Cookies Policy
X

This site uses cookies. By continuing to browse the site you are agreeing to our use of cookies.

I accept this policy

Find out more here

IV Origins and Arguments: Pastor at Marchenoir

Brill’s MyBook program is exclusively available on BrillOnline Books and Journals. Students and scholars affiliated with an institution that has purchased a Brill E-Book on the BrillOnline platform automatically have access to the MyBook option for the title(s) acquired by the Library. Brill MyBook is a print-on-demand paperback copy which is sold at a favorably uniform low price.

Access this chapter

+ Tax (if applicable)

Chapter Summary

Pajon's position as pastor at Marchenoir is interesting for the circle it placed him in, as can be illustrated by the identity of the pastors who laid their hands on him at his ordination. The "De natura" evidently held an important place for Pajon, even if he at one point in time claimed that it was a work of his youth and could well contain things he no longer stood behind. Pajon illustrates numerous times that Scripture simply does not speak of immediate grace. The issue of human inability forms the center of Pajon's second-longest ratio against immediate grace in his "De natura", and in the polemics which it caused this doctrine became an important discussion point. Pajon's thought appears on the whole to fit within Reformed orthodoxy broadly conceived, notwithstanding the striking amount of appreciation that would later be expressed in circles of a rather questionable orthodox status.

Keywords: De natura; human inability; Marchenoir; Pastor; reformed orthodoxy

10.1163/9789004257641_005
/content/books/b9789004257641_005
dcterms_subject,pub_keyword
6
3
Loading

Sign-in

Can't access your account?
  • Tools

  • Add to Favorites
  • Printable version
  • Email this page
  • Recommend to your library

    You must fill out fields marked with: *

    Librarian details
    Your details
    Why are you recommending this title?
    Select reason:
     
    Claude Pajon (1626-1685) and the Academy of Saumur — Recommend this title to your library
  • Export citations
  • Key
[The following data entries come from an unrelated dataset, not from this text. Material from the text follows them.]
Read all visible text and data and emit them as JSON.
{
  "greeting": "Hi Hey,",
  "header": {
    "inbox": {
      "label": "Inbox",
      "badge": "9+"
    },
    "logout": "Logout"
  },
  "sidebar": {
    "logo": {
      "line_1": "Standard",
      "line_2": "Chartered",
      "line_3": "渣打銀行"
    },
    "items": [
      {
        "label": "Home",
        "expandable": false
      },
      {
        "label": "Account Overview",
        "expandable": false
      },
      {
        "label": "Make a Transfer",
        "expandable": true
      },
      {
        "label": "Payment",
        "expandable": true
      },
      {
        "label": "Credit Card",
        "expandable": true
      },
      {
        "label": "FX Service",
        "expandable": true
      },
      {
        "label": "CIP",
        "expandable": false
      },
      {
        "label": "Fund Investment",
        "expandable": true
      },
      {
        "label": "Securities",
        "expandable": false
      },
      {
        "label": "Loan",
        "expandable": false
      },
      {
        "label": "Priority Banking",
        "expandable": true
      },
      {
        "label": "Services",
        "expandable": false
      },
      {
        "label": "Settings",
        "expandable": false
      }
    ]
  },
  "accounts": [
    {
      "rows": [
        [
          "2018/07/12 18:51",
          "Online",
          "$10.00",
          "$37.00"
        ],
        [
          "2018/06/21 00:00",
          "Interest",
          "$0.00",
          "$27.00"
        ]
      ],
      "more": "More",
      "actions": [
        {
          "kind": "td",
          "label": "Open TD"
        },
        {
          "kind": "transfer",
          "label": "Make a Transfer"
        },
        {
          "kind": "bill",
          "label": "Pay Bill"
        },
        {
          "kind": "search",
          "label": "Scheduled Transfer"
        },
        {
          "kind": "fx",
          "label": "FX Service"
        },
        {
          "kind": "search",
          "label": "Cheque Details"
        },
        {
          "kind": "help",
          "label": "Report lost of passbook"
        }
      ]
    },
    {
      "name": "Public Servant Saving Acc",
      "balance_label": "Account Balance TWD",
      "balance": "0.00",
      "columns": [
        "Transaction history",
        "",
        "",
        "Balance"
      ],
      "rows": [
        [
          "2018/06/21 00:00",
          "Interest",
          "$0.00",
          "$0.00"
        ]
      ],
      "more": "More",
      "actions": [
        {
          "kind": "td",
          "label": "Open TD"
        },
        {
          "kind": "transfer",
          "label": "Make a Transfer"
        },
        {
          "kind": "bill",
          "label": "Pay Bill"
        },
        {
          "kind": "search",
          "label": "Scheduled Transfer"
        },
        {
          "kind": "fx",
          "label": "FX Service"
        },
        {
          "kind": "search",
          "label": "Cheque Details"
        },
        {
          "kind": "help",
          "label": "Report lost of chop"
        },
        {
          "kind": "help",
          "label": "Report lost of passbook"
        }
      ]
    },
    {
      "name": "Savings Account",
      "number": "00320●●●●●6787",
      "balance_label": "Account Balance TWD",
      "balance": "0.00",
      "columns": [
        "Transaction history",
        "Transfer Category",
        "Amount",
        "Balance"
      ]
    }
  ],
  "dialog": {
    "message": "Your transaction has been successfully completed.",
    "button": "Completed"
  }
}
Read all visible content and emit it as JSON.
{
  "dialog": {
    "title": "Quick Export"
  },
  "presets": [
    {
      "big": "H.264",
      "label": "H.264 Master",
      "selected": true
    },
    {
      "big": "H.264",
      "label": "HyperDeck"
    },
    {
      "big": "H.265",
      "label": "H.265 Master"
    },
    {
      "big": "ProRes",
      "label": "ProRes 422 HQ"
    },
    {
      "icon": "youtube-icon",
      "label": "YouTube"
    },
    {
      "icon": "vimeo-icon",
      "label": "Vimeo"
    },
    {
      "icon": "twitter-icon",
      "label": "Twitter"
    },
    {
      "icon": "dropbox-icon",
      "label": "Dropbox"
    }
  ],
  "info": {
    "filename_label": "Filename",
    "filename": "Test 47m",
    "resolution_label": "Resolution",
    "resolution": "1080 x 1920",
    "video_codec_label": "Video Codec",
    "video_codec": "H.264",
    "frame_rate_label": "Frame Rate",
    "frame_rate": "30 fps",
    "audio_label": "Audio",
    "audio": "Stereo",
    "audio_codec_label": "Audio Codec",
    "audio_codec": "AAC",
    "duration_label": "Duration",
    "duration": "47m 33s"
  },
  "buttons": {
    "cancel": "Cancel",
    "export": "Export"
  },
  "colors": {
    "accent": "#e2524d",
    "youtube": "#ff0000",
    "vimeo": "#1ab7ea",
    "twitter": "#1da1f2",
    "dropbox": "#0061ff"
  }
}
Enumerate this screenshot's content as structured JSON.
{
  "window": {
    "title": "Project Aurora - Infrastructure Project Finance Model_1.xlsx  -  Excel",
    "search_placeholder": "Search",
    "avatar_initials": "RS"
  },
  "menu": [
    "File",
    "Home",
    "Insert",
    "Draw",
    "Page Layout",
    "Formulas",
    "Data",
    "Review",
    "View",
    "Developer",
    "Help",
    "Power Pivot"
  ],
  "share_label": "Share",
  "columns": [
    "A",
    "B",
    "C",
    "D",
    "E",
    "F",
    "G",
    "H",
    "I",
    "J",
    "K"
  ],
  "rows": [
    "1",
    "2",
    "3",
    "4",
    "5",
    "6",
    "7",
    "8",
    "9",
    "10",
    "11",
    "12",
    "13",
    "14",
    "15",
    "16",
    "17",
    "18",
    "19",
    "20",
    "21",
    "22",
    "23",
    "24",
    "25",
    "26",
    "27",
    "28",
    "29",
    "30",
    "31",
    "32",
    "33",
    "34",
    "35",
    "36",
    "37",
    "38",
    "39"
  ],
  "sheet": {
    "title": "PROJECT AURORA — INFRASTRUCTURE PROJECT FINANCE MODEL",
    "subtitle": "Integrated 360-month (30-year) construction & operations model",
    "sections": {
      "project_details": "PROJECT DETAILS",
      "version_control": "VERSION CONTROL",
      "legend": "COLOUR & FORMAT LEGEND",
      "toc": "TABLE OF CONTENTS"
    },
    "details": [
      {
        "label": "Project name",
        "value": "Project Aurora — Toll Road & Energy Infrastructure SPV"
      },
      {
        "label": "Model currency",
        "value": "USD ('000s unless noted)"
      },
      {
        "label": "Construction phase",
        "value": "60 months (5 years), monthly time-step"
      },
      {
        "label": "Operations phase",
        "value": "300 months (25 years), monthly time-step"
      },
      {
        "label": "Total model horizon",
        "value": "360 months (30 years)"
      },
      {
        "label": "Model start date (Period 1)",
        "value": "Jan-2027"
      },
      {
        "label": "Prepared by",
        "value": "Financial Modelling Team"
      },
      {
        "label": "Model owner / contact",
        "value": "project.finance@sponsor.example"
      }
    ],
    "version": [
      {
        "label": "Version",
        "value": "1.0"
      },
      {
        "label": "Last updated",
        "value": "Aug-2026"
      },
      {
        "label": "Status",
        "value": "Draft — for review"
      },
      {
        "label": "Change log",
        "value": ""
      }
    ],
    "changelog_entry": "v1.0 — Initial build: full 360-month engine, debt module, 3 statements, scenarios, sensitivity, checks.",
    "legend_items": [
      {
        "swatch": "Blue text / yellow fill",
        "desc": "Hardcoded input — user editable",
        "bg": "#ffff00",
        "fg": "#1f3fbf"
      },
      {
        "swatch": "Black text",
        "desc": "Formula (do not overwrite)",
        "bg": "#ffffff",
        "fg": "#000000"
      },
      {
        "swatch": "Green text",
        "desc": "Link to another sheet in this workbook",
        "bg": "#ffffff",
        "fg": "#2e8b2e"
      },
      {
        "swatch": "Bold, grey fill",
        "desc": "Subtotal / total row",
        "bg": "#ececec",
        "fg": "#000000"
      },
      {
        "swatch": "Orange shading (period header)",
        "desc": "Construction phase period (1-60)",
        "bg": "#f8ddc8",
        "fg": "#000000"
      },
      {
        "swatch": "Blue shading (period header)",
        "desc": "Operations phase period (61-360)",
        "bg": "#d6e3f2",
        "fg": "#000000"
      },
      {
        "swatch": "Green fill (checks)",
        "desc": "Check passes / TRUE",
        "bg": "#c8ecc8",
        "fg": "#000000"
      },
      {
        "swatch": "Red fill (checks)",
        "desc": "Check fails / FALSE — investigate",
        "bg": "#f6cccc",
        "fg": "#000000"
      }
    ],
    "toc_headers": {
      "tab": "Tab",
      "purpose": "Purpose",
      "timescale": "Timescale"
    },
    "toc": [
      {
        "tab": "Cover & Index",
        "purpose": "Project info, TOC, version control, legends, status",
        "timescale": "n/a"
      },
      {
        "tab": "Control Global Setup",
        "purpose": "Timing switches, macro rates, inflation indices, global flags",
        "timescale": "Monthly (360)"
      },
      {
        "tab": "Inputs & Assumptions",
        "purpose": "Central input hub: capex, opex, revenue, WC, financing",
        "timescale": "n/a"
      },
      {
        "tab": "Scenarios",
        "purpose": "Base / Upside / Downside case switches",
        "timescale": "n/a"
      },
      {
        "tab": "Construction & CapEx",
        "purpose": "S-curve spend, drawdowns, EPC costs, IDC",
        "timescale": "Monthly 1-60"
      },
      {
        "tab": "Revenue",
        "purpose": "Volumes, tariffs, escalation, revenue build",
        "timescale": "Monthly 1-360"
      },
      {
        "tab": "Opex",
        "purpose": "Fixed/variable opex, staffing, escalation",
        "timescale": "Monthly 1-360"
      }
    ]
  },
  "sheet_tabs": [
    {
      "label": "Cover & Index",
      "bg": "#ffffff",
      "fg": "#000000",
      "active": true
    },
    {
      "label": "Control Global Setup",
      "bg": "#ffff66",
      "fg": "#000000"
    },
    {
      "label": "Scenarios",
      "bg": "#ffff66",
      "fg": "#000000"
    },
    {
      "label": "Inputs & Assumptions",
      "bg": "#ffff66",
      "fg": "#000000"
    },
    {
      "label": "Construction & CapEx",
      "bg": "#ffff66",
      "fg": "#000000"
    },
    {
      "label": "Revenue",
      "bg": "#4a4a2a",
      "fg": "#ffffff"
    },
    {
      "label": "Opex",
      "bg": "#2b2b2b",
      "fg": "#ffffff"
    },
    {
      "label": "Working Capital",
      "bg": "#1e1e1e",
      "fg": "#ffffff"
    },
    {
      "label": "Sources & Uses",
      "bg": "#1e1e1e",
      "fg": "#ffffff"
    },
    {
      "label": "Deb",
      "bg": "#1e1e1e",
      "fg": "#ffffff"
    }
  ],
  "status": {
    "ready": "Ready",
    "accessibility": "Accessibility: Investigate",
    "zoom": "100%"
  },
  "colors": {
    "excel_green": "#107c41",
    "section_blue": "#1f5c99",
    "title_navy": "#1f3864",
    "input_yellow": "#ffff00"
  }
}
  • Full access
  • Open Access
  • Partial/No accessInformation